Kent State Alumnus Ed Hardy serves as Chairman of the Country Music Association Board
As Chairman of the Country Music Association Board of Directors, Ed Hardy is among the influential leaders in the ever-growing field of country music. A 1971 Kent State University graduate in General Speech, Hardy attributes his success in large part to his experience as a broadcast major under the guidance of John Weiser, Ph.D., former Coordinator of the Radio TV Department, with sharing his expertise in broadcast media with other students.
"Very honestly, and to his credit, Dr. John Weiser knew that I was working full time in radio in Cleveland at WJW/WCJW while going to school," Hardy said. "He took great care to defer to me in classes to impart upon fellow students what my real life experiences were in major market radio."
Uniquely, Weiser and Hardy were involved in negotiating broadcast rights for Kent State football on the radio station in which he was employed, but on opposite sides of the table. It all ended positively. Aside from academia, Hardy was also involved in the ROTC program at Kent State, which led him to a 20- year career in the U.S. Army Reserves, where he earned the rank of major.
In addition to his recent work for the Nashville music industry, Hardy grew in several radio management positions, rising to VP/General Manager of the Scripps country music radio stations in Portland, OR. Following the sale of the stations Hardy founded and was CEO of Deschutes River Broadcasting, starting a single AM/FM radio combination in Washington, to several broadcasting markets throughout the Pacific Northwest. Hardy recently retired from his position as President of Scripps Networks Interactive's Great American Country (GAC) Television Network where he served for eight years and led the successful integration of GAC into the Scripps Networks.
Today, along with his title of Chairman of Country Music Association's (CMA) Board of Directors where Hardy serves the Executive Committee, he also serves as the immediate past-President of W.O. Smith Community Music School in Nashville and Chairman of the Board of Directors of the Nashville Convention and Visitors Corporation. He lives in Brentwood, Tenn., with his wife Kim, and his daughter Stephanie is a resident of Franklin, Tenn.
Even with an extensive list of roles and accomplishments, Hardy was still eagerly willing to answer some questions about his time at Kent State, the future of the country music genre, the importance of communication in his career, and even provided some advice to those many students looking to find similar success in the future.
Hardy remembers his time at Kent State being very productive and helpful in preparing him for all he has been able to achieve.

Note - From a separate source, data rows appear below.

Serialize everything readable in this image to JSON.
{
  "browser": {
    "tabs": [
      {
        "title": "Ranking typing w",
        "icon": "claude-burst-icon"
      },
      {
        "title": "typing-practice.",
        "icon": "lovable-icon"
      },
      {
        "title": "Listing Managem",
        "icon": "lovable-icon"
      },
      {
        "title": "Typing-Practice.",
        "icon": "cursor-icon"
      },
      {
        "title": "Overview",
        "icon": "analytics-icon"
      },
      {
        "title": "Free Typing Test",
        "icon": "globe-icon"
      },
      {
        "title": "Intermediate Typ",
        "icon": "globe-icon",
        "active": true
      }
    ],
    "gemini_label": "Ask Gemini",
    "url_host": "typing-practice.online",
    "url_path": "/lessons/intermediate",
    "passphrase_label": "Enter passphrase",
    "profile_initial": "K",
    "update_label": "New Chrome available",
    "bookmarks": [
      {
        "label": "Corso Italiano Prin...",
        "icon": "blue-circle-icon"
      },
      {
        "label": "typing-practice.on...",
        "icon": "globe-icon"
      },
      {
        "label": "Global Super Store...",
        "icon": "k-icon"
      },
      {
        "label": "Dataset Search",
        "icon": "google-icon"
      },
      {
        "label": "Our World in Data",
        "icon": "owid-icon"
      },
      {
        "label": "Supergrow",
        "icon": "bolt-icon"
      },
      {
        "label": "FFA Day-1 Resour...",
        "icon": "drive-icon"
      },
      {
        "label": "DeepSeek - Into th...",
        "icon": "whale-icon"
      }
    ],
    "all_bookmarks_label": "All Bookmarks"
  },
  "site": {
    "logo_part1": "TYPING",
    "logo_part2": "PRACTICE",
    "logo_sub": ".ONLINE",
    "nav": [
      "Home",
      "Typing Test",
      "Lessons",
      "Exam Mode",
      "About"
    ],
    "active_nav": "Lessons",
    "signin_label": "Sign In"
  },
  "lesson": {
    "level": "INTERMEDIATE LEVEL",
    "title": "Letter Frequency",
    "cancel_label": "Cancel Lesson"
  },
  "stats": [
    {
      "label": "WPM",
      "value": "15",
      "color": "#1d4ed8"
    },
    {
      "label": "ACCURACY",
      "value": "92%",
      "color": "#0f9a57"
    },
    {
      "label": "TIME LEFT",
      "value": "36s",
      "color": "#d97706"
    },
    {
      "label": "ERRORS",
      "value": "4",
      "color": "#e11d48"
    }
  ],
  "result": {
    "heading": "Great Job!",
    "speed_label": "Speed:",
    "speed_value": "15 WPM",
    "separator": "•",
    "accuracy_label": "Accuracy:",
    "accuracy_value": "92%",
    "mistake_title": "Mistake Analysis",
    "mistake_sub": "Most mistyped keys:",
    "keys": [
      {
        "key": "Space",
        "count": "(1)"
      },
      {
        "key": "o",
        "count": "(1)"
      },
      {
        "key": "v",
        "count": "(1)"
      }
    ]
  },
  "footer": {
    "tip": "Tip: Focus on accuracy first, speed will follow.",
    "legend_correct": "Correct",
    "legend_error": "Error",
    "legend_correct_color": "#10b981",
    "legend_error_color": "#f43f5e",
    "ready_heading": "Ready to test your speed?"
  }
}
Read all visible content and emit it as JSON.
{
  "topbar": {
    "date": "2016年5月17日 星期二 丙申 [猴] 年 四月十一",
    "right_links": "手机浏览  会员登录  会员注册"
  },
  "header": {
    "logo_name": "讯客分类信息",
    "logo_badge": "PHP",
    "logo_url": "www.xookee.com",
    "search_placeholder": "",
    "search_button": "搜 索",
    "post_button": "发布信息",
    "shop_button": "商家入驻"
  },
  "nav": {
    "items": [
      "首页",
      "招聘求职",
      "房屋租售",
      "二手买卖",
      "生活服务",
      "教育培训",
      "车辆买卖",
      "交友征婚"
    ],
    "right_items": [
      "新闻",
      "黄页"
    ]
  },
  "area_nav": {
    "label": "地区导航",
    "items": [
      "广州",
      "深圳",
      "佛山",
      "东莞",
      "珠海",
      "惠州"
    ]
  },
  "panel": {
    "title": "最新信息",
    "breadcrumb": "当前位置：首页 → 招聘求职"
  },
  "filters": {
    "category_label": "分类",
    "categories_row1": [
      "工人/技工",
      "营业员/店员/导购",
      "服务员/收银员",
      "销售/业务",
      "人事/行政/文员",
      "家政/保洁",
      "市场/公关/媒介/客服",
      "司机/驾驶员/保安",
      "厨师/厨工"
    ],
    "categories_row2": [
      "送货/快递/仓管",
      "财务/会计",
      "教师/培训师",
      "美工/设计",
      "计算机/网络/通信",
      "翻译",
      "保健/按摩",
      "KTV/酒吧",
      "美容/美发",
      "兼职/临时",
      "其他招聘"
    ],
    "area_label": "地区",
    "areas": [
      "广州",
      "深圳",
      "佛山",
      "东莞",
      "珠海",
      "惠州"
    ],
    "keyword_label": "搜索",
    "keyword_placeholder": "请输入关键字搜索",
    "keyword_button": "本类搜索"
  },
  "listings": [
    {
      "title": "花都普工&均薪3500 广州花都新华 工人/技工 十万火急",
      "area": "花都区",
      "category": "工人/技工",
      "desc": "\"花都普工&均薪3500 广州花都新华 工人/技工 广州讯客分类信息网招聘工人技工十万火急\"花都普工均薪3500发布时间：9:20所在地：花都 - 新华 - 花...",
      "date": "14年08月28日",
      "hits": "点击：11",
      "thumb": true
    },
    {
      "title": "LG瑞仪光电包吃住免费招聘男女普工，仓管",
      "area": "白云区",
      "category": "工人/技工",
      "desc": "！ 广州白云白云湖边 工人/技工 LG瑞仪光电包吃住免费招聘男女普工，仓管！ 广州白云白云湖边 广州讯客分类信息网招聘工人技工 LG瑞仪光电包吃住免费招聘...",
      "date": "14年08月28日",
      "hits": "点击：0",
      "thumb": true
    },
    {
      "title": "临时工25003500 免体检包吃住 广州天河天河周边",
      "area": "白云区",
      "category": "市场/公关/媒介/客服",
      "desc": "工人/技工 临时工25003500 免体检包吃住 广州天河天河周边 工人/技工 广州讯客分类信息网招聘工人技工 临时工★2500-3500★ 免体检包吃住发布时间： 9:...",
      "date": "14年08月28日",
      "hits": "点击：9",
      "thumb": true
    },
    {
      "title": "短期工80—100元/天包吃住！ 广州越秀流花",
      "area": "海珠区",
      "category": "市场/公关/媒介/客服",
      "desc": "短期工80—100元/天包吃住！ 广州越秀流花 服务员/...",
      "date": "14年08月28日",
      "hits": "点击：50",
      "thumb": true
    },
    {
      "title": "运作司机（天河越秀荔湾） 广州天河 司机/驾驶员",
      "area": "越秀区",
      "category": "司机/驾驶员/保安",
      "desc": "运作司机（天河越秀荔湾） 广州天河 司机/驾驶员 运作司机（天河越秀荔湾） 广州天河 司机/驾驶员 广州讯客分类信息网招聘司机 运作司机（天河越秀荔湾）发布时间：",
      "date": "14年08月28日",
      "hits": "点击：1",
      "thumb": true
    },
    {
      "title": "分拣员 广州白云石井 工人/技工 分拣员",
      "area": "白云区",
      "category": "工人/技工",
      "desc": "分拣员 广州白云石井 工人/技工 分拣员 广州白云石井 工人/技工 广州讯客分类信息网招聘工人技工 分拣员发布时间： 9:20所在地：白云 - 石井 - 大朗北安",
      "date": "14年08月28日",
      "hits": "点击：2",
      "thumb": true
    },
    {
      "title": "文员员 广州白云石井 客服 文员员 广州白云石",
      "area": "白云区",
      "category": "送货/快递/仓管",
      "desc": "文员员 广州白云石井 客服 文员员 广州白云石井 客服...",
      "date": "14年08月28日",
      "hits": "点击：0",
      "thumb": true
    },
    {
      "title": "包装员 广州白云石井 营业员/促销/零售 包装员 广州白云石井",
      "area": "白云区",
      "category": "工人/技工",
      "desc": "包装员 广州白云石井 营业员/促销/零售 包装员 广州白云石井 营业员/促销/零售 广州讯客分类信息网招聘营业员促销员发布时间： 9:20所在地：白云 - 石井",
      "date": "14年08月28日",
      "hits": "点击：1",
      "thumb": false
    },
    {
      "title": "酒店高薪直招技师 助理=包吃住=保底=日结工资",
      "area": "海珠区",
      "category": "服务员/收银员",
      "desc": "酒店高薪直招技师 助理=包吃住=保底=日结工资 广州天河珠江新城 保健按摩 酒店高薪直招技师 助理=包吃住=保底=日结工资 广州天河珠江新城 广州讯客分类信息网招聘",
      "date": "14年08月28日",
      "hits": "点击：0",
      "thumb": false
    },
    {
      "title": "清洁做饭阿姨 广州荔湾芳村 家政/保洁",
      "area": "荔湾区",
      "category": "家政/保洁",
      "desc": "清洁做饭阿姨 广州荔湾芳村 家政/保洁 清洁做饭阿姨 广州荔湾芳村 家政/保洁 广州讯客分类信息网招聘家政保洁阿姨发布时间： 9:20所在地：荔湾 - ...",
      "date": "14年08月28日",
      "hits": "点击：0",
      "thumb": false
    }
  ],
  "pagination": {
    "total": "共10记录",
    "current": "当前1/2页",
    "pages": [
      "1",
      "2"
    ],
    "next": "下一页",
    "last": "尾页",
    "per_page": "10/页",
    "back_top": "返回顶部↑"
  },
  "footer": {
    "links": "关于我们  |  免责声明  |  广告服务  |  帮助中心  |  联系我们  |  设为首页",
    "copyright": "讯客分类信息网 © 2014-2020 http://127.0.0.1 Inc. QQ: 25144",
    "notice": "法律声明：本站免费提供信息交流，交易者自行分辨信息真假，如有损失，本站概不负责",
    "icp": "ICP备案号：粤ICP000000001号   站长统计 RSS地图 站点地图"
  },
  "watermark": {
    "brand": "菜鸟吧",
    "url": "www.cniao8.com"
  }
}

Kent State provided him with a good foundation in the fundamentals of broadcasting and communication, as well as the support from a few strong mentors.
He says that his formal education in communication continues to play a role in his current career and his jobs of the past. It is relevant to his management, staff and production team, ABC TV partner and press initiatives at CMA.
Hardy sees the genre that he's played a role in shaping, as only continuing to grow.
"It's become not only mass appeal in its sound, but it has attracted every major demographic to its fan base," he said. "The huge rating success of our most recent CMA Awards Show on ABC on November 6 is indicative of that."
Hardy also attributes country music's success to its crossover appeal to college students and how new artists are accommodating their sound to the growing audience.
"The college audience is a huge part of the growth of the country music genre," he said. "The great number of new, young artists is fueling that, as well as the appeal of the songs that tell real life stories. Other genres are floundering and many artists who were in rock and pop are now trying to get accepted as country artists."
Hardy also notes the importance of communication in a constantly evolving industry and the importance of determining appropriate vehicles to deliver content as the country music industry spreads globally and media continues to advance. Finally, he provided a few words of advice to current college students who have goals of reaching similar heights in their own careers.
"Take chances," he said. "Take on every job and responsibility your employer or future employer might allow to prove your value to the company. Take risks and own them… successes or failures. Learn from the failures and don't repeat them."